| TASK TO CARRY OUT |
In the data that follows, every line containing the word "rest" should be returned.
----- EXERCISE MATERIAL -----
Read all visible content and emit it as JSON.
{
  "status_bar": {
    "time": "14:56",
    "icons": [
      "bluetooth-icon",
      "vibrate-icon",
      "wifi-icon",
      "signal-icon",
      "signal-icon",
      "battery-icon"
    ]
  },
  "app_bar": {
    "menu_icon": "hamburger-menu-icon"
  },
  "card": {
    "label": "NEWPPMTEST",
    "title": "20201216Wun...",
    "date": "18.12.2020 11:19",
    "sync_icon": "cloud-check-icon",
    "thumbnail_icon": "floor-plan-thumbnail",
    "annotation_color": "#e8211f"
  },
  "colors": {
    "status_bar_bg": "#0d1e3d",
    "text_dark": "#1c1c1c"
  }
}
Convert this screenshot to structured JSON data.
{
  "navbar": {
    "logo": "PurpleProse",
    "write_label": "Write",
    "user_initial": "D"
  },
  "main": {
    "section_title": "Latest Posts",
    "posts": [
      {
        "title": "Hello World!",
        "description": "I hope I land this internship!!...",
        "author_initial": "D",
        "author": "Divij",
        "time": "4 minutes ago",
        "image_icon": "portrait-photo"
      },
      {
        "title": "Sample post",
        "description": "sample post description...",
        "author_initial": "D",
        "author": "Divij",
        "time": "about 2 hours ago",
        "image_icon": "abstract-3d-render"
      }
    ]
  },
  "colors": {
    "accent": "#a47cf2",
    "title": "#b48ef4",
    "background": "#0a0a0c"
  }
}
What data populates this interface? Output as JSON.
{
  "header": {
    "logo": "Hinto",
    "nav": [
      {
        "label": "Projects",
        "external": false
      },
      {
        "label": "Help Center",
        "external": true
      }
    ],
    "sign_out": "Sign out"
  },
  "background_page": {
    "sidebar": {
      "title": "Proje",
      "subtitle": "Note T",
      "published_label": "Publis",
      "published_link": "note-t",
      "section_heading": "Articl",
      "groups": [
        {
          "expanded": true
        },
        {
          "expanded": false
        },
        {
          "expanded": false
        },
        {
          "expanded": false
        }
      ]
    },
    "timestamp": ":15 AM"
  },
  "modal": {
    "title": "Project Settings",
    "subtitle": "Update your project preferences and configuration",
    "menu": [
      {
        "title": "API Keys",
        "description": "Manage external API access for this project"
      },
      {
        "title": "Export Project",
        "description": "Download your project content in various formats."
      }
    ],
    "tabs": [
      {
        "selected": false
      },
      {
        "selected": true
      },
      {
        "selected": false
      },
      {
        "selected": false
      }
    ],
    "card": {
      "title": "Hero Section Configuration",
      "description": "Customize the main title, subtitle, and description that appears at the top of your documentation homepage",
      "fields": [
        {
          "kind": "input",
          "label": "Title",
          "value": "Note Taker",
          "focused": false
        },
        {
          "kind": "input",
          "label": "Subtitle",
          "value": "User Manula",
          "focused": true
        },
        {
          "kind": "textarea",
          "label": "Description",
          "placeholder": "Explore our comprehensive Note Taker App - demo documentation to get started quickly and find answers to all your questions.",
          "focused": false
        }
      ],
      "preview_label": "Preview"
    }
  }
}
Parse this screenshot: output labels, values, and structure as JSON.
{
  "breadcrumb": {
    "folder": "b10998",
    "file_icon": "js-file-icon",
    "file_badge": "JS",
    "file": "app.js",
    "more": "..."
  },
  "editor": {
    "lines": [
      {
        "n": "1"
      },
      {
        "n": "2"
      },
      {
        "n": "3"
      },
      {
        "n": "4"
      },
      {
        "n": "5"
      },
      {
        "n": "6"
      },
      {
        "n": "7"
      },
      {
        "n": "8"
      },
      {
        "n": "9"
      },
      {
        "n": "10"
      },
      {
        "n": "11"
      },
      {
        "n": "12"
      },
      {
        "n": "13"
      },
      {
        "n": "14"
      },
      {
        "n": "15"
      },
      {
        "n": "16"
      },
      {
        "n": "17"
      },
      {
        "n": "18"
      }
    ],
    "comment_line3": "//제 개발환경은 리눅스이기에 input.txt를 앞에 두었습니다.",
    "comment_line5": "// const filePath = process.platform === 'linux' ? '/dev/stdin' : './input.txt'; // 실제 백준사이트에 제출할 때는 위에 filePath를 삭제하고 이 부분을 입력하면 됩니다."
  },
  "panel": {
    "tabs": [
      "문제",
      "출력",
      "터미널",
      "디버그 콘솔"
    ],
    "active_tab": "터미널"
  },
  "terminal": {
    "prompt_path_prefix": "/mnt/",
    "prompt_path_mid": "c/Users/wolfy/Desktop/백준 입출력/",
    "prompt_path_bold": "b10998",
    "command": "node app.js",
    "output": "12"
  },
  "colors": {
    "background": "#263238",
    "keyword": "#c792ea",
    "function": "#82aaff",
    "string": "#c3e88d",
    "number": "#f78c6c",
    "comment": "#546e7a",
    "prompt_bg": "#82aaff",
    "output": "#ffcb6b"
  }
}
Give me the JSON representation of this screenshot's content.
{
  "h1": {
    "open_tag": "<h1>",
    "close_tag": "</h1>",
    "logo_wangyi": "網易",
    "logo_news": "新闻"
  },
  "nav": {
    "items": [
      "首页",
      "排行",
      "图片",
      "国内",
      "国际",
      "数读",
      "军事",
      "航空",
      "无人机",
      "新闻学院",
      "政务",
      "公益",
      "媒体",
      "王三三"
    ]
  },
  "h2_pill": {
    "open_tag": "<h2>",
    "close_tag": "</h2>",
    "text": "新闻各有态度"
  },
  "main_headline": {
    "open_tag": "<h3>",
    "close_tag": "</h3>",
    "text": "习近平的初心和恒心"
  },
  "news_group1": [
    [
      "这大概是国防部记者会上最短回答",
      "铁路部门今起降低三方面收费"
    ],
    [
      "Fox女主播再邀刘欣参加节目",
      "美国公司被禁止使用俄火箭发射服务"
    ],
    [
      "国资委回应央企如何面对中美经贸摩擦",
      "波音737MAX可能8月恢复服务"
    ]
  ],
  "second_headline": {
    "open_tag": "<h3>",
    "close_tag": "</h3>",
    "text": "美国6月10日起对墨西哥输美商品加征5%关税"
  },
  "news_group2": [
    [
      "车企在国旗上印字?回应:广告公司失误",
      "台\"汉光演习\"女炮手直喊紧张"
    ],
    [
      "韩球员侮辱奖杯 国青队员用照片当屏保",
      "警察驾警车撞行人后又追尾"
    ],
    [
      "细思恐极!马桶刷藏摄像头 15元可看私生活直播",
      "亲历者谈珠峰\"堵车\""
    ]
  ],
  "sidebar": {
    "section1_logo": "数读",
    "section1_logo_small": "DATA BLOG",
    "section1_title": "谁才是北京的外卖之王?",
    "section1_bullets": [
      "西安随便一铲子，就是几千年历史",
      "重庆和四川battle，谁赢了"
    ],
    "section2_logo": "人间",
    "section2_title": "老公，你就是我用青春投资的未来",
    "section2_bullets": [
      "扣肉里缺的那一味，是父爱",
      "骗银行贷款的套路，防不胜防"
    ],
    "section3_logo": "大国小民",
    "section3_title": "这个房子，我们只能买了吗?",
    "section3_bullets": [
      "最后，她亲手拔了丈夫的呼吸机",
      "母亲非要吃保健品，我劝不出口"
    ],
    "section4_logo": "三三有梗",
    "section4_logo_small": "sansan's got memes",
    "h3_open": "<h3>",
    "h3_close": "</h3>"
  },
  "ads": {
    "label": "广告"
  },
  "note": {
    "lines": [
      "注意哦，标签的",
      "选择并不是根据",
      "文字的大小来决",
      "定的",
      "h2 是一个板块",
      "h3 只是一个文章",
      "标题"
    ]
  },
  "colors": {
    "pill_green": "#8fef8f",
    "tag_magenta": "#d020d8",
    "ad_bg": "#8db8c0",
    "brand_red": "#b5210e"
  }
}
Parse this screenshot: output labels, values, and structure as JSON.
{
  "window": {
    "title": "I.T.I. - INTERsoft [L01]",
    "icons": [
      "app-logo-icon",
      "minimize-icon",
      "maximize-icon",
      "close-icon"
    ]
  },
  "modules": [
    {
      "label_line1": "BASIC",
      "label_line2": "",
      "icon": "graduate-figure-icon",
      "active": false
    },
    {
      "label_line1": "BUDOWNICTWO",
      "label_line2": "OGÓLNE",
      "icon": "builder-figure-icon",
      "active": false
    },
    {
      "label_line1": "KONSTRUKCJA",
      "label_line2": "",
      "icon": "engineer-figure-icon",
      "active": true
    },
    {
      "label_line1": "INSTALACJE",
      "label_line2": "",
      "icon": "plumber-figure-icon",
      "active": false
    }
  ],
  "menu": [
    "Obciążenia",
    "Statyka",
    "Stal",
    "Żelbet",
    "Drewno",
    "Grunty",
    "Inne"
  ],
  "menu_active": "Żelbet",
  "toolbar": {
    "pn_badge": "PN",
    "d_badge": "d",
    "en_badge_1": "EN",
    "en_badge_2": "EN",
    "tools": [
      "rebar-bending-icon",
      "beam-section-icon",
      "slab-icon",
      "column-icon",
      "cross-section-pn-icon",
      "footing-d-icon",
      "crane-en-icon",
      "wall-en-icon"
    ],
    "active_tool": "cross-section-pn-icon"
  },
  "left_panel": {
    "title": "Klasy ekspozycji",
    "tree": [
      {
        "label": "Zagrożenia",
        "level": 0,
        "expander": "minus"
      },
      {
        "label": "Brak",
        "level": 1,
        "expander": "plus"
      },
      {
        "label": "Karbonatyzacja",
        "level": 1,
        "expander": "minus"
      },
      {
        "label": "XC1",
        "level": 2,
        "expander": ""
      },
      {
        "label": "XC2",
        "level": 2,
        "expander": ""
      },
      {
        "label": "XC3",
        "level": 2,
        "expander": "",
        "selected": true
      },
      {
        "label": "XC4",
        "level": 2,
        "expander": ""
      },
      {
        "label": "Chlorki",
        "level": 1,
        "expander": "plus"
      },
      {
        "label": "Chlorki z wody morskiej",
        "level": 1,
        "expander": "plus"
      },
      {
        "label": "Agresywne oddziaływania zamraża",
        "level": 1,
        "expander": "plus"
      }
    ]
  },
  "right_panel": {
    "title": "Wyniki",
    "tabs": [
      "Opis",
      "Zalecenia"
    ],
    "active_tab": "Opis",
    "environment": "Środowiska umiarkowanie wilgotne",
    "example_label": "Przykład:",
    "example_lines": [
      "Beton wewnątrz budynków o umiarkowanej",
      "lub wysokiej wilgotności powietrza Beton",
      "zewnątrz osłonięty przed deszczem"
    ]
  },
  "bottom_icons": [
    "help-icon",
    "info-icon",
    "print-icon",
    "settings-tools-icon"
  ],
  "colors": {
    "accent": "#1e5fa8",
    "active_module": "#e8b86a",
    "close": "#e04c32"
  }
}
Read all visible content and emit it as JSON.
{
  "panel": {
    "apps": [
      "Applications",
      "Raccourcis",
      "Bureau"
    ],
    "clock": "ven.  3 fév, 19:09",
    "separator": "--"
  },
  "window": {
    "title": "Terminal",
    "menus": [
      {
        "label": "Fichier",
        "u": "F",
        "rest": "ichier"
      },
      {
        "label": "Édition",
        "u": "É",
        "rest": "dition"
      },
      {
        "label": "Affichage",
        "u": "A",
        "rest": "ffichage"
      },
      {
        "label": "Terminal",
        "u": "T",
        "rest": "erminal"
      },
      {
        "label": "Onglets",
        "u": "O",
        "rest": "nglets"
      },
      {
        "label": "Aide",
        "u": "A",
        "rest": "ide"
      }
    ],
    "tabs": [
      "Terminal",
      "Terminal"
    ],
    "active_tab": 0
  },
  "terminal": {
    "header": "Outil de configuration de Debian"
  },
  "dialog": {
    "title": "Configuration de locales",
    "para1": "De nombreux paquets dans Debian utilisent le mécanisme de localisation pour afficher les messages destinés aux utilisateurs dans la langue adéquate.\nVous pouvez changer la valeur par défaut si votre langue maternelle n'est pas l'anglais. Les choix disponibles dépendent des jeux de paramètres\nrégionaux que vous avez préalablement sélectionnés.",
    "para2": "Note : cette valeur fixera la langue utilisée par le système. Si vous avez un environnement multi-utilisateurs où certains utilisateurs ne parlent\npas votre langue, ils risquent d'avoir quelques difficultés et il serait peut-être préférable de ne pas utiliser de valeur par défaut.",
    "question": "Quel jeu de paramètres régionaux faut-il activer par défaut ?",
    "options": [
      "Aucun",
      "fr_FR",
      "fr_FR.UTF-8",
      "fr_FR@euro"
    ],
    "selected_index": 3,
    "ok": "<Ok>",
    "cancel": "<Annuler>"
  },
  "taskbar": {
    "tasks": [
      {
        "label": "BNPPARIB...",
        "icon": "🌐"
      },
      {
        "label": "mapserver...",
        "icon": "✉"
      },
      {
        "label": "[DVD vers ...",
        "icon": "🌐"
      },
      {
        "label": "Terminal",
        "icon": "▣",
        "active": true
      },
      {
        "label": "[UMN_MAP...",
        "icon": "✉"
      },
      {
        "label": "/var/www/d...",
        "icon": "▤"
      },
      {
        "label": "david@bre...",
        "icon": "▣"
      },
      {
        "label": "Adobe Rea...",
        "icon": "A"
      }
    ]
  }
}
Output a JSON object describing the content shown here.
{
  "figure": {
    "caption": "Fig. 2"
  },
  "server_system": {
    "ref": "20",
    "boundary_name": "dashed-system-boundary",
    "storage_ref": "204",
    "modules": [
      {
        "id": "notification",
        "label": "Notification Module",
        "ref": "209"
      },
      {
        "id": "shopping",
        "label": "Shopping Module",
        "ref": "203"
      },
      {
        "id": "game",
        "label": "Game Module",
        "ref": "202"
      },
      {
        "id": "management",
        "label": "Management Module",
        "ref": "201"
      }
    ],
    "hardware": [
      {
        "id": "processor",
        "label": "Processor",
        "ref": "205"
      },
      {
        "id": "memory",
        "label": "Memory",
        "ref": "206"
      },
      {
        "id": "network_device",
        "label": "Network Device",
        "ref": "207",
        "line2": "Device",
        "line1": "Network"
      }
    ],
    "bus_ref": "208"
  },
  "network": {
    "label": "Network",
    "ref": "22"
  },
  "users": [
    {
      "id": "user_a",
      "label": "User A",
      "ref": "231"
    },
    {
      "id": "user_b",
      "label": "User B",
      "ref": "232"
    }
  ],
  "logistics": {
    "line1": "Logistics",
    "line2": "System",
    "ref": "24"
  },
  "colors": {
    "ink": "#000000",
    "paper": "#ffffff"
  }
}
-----
| ANSWER SPACE |
        "rest": "ichier"
        "rest": "dition"
        "rest": "ffichage"
        "rest": "erminal"
        "rest": "nglets"
        "rest": "ide"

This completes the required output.